ACTIVITY
Throughout the records below, find each line holding "BOTATO" and copy it.

Page and application data records:
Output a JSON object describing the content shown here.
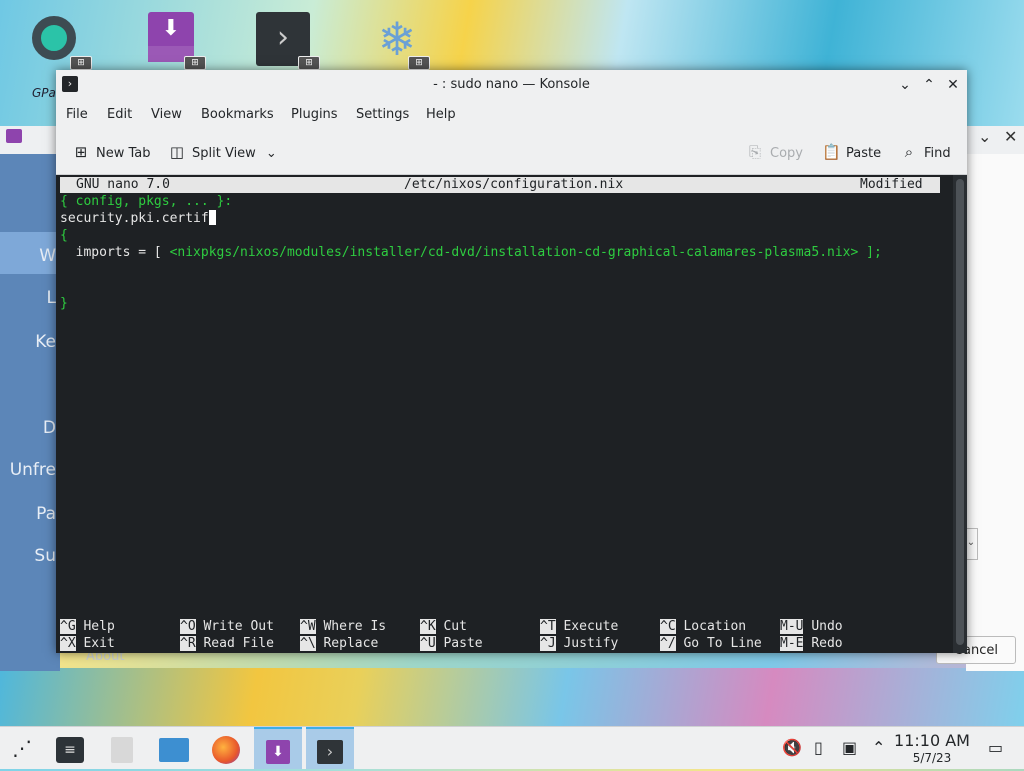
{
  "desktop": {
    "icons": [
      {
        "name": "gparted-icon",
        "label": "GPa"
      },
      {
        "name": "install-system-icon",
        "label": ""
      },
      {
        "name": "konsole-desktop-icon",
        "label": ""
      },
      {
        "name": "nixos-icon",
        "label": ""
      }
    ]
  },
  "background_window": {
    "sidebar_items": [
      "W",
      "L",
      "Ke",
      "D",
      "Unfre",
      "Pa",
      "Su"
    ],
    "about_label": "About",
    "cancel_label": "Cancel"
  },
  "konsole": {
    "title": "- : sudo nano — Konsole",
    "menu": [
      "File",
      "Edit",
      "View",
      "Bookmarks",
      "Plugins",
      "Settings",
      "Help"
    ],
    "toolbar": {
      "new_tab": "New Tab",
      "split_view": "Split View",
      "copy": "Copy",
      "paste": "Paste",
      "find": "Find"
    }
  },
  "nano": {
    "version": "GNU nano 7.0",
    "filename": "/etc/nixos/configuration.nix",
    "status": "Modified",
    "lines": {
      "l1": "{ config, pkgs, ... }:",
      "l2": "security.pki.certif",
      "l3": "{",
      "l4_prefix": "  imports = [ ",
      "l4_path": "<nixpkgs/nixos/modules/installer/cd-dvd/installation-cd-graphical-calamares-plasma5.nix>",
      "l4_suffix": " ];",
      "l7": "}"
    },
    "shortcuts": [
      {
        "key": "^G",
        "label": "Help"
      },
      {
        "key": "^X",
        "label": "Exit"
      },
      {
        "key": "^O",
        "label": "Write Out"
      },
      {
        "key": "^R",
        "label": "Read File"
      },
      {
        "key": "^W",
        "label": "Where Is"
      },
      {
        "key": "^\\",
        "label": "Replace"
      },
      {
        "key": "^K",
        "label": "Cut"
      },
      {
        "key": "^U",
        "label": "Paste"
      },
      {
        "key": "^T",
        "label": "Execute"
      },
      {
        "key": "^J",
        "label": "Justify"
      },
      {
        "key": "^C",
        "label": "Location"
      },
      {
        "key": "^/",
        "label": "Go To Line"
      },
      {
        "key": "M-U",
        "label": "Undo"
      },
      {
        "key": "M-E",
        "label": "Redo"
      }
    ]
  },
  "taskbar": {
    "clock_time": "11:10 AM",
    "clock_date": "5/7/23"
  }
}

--

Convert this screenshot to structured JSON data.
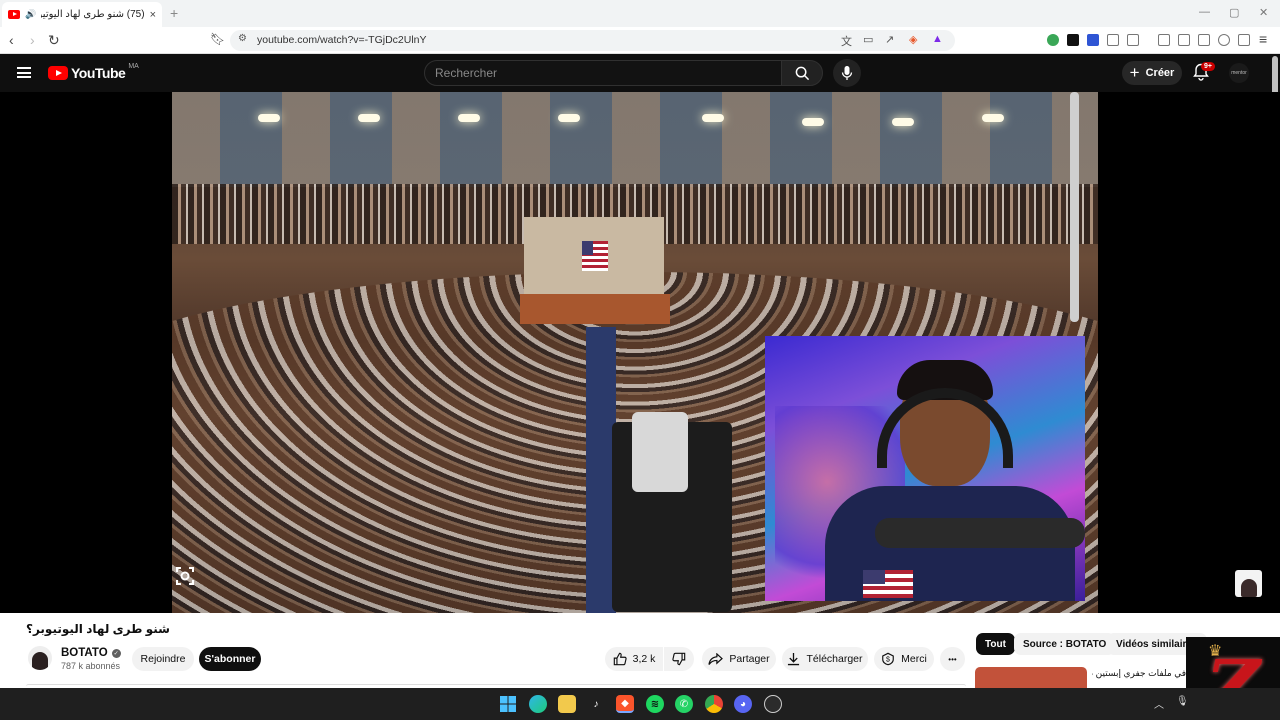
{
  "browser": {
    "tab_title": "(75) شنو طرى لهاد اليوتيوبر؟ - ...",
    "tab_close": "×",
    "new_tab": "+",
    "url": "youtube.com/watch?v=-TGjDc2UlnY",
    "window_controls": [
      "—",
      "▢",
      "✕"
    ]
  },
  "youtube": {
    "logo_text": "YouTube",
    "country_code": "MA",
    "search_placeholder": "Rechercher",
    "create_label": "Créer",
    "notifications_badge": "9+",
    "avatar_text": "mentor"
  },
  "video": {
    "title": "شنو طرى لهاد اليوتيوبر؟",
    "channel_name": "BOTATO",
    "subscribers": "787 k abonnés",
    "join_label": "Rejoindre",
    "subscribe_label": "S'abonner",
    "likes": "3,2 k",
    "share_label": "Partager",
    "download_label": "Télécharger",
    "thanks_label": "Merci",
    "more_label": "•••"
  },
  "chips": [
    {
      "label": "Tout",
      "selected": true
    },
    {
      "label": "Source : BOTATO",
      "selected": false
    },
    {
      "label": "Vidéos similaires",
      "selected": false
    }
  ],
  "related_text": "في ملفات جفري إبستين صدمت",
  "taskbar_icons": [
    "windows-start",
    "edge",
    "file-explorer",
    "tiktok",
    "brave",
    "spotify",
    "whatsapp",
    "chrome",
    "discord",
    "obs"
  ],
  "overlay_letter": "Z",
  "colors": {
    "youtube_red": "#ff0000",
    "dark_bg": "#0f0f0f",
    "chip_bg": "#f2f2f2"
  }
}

RESULT
    "channel_name": "BOTATO",
      "label": "Source : BOTATO",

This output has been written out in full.